Seminar on integrating 3Rs in daily office operation offered insights about workplace green practices

The second training seminar of the Green PolyU Awards – Green Office programme was successfully held on 20 September 2016. With the topic “Waste Management and Green Procurement – How to integrate 3Rs in your daily office operation”, the seminar offered all audience practical tips and useful references on what should be done to go green at the office.

Second training seminar of the Green PolyU Awards Some people might not be aware of or do not know how to factor sustainability into their daily operations. In fact, our actions can jointly help to relieve environmental stress and reduce negative environmental impact. Dr William Yu, Chief Executive Officer of World Green Organisation, made a lot of suggestions based on reference cases and findings and argued that it is time to change our mentality and behavior now.

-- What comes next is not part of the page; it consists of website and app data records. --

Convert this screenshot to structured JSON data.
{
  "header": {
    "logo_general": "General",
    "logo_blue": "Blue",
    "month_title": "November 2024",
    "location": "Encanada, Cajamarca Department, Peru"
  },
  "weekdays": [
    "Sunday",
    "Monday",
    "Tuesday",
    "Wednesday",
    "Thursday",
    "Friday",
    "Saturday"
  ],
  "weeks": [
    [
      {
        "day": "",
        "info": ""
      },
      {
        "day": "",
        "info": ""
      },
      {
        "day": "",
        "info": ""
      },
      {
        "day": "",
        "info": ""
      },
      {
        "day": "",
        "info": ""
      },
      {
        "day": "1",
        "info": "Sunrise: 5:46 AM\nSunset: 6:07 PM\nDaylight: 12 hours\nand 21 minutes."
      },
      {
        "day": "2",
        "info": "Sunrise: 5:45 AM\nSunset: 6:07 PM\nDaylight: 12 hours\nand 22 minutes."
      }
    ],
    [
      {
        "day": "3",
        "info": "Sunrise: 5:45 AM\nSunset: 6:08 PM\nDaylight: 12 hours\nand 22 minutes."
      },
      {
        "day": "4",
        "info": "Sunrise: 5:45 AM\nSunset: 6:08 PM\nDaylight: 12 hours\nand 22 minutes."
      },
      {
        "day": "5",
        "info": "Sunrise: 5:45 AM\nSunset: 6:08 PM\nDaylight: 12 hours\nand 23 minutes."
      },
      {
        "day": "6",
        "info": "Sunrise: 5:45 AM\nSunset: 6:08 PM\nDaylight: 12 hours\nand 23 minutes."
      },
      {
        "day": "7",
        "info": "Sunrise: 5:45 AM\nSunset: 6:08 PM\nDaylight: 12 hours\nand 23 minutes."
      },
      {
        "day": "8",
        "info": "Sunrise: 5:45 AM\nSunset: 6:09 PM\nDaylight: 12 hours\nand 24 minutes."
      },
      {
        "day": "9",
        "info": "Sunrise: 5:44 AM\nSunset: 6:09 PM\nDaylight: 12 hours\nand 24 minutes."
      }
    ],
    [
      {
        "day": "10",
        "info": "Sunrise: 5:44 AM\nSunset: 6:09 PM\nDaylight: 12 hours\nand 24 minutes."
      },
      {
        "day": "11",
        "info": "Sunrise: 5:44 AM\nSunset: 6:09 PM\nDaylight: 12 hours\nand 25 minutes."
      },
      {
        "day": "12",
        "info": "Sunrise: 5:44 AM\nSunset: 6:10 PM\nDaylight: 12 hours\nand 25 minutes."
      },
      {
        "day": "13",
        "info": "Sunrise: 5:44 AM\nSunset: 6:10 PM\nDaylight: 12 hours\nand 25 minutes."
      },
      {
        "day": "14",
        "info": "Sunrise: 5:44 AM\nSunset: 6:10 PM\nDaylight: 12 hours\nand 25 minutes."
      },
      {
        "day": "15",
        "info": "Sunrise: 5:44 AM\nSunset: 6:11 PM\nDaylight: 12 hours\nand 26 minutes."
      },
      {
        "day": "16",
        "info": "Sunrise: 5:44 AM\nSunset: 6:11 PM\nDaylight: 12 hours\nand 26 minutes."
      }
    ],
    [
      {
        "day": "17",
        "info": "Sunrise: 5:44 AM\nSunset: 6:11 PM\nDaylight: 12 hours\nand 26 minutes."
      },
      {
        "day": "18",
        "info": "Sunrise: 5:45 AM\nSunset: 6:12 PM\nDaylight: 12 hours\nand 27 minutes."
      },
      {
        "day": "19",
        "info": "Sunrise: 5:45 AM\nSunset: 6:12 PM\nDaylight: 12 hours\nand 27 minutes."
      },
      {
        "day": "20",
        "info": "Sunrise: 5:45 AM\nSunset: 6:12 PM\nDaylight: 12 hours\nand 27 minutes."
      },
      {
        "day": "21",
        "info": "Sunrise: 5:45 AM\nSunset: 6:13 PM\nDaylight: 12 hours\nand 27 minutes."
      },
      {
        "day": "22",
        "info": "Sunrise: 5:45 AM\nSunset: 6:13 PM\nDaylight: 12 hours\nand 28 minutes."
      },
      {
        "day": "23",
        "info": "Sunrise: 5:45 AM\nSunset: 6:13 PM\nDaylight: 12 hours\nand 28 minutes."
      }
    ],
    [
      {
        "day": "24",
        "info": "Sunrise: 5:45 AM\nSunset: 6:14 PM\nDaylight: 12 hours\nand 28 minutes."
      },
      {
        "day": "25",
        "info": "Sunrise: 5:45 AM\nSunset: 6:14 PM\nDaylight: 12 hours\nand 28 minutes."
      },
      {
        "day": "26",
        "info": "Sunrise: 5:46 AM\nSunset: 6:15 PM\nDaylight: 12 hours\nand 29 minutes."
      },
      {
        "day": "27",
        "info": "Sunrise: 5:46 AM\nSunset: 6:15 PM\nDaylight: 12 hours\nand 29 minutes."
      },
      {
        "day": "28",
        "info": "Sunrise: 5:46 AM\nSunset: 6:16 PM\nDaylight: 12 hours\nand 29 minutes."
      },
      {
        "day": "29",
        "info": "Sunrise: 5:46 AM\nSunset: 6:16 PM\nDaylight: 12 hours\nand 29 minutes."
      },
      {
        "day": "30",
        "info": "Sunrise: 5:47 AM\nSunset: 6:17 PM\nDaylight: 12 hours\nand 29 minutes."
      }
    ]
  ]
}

For instance, attention should be drawn to switching off all stand-by power, lights and PC monitors during lunch and after work which in the long run will help save energy and cost effectively. Staff members are encouraged to make a final check and ensure that all air conditioners and electrical appliances are turned off before leaving the office. Whenever applicable, lighting and air conditioning zoning are best to be incorporated in office settings to enable better control of energy use for different zones. Energy-efficient devices such as thermostats for air conditioners and motion sensors for lighting control are preferable options for installing into any office workplace. Procure appropriate energy-saving appliances and lighting can also help much. Cutting down the use of paper, stop buying bottled drinks and paper drinking cups are essential to the running of an office.

Dr William Yu, Chief Executive Officer of World Green OrganisationWe know well about reducing consumption and engaging in more reusing and recycling. But we may not be knowledgeable about how to take recycling to the next level. As suggested by Dr Yu, people may have good intentions in recycling but they tend to forget about the essence of it – clean recycling. Rinsing out plastic bottles and removing the lids, bottle caps, the labels and possibly the rings left around the neck of the plastic bottles for safety seals before dropping them into recycling bins may bring a little inconvenience, but it’s worth it.  Tying up newspapers and pressing aluminum cans before leaving them to recycling bins can also help much.

We all have our personal responsibility for the environment, and we can all take a few steps further and do the right thing at work. It is not only about conserving resources, reducing waste and saving money. It is our individual contribution to a collaborative movement which could possibly lead to a major environmental breakthrough.